**Try it**
Could you show all lines in the entries below that contain the string "name"?

──────────

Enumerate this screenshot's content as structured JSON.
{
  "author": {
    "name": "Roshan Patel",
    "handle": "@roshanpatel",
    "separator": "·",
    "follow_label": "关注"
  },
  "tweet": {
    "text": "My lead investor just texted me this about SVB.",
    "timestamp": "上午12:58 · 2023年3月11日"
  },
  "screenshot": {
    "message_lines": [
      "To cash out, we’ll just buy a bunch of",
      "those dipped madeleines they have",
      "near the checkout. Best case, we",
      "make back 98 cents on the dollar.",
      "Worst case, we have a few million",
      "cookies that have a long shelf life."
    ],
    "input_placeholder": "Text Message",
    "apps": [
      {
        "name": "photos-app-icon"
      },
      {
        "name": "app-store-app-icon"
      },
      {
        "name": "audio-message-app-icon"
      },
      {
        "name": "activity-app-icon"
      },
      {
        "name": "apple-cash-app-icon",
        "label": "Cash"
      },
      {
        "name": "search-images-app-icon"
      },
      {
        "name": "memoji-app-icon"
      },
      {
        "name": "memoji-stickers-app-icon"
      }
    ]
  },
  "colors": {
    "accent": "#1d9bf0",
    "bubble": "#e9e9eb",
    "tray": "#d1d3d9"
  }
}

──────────

**Written response**
    "name": "Roshan Patel",
        "name": "photos-app-icon"
        "name": "app-store-app-icon"
        "name": "audio-message-app-icon"
        "name": "activity-app-icon"
        "name": "apple-cash-app-icon",
        "name": "search-images-app-icon"
        "name": "memoji-app-icon"
        "name": "memoji-stickers-app-icon"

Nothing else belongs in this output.